 And -um- uh you guys had to find one with enough space for all those ornaments. (chuckle/scoff) I swear half that attic is just ornaments. That’s another thing – the ornament… ritual I guess where you guys get the ornament symbolizing the big thing that happened that year.

 Oh! And then there’s the huevos rancheros. Yeah, I’ve got no idea why we do that every year (laughs). I think I just made them one Christmas morning and you guys seemed to really like them, so I started doing it every year.

Pronzini Farms is the name of the place the Informant carelessly guessed at. He seemed a bit confused when I asked him why these rituals were important and why he liked them. “What do you mean?” he said, “It’s stuff like that that makes a family a family.” Just like a society or culture, you can learn a whole lot about a family by studying their rituals. The ritual of getting a new ornament each year that’s symbolical of an accomplishment or rite of passage has been going on seemingly forever. There are ornaments from ever year since I was born, so he assumes the ritual began then with the classic ‘Baby’s First Christmas’ ornaments. Unbeknownst to me, the ritual of an annual Christmas ornament is established.
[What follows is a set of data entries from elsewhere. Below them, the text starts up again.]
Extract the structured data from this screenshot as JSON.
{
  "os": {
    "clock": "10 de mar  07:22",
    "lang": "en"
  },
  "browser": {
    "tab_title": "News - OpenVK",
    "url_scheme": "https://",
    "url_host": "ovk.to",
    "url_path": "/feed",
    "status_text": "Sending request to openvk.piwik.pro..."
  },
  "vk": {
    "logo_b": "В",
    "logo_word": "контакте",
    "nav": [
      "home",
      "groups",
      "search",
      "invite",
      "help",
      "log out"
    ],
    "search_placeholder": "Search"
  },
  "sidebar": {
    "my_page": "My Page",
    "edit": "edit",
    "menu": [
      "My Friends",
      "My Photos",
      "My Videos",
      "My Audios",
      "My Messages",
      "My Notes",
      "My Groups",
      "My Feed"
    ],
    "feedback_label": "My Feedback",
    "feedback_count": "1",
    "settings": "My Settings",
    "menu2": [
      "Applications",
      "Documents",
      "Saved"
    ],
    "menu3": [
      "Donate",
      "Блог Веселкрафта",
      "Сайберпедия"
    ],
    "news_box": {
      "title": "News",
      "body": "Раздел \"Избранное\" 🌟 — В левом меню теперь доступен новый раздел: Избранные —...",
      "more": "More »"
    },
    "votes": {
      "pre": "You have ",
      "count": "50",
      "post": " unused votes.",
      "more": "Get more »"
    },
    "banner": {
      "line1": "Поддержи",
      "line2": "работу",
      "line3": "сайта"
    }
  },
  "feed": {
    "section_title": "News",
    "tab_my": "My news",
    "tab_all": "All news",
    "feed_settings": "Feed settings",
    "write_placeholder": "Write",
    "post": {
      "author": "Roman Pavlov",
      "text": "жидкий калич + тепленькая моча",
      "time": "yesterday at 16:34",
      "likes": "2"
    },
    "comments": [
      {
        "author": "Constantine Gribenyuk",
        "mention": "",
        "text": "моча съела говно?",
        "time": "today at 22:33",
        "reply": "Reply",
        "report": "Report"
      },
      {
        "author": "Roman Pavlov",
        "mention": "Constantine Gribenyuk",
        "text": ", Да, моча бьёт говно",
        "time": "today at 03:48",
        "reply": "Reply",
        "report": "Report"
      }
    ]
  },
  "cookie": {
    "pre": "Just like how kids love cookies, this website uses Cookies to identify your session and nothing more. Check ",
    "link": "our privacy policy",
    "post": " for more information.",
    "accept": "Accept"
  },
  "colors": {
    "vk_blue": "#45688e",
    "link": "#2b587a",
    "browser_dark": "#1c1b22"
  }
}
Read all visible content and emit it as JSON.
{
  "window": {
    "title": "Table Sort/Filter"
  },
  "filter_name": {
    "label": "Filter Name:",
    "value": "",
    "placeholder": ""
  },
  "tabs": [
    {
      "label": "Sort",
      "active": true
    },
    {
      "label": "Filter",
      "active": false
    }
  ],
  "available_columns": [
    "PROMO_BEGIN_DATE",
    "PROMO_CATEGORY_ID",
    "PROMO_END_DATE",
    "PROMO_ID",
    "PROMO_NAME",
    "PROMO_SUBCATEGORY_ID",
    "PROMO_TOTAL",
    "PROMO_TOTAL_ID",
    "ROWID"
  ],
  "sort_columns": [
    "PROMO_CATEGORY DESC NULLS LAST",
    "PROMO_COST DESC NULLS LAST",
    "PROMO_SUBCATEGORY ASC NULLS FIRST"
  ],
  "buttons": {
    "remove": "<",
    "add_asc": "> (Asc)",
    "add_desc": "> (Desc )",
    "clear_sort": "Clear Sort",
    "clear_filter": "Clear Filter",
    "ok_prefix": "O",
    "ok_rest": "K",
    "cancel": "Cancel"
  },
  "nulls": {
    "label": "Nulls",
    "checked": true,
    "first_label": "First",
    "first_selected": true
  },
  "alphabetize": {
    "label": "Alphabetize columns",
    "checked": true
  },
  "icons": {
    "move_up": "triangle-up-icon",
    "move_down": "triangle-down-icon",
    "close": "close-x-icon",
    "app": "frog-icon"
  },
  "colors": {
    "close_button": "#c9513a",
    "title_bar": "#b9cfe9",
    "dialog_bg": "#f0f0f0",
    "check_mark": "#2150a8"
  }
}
It represents a ritual-turned-rite of passage. The annual ornaments, a lifetime of memories, are passed down, handed over to hang on their own Christmas tree in their own home.

Beyond the more typical Christmas symbols like trees and ornaments, the Christmas morning huevos rancheros seem more of a tradition than a ritual. Up until I was in high school, I remember having a casual breakfast, maybe cereal or a pop tart. According to the Informant, he just had the ingredients to make his huevos rancheros one Christmas morning and the tradition was born. It’s not done to celebrate anything in particular. It’s done because we’ve done it in the past, which makes it a great example of tradition.

I had never thought about how many rituals my family has revolving around the Christmas holiday. I struggled to think of any, but the Informant sure didn’t. He had to think for a couple seconds, but quickly arrived at three rituals revolving around a single holiday. Not only did I not recognize the annual ornament as a ritual before, I had never thought about the sentimentality of each and every ornament in the sequence. It’s a timeline of my entire life and one day it will hang on my own tree next to my children’s annual addition.

[geolocation]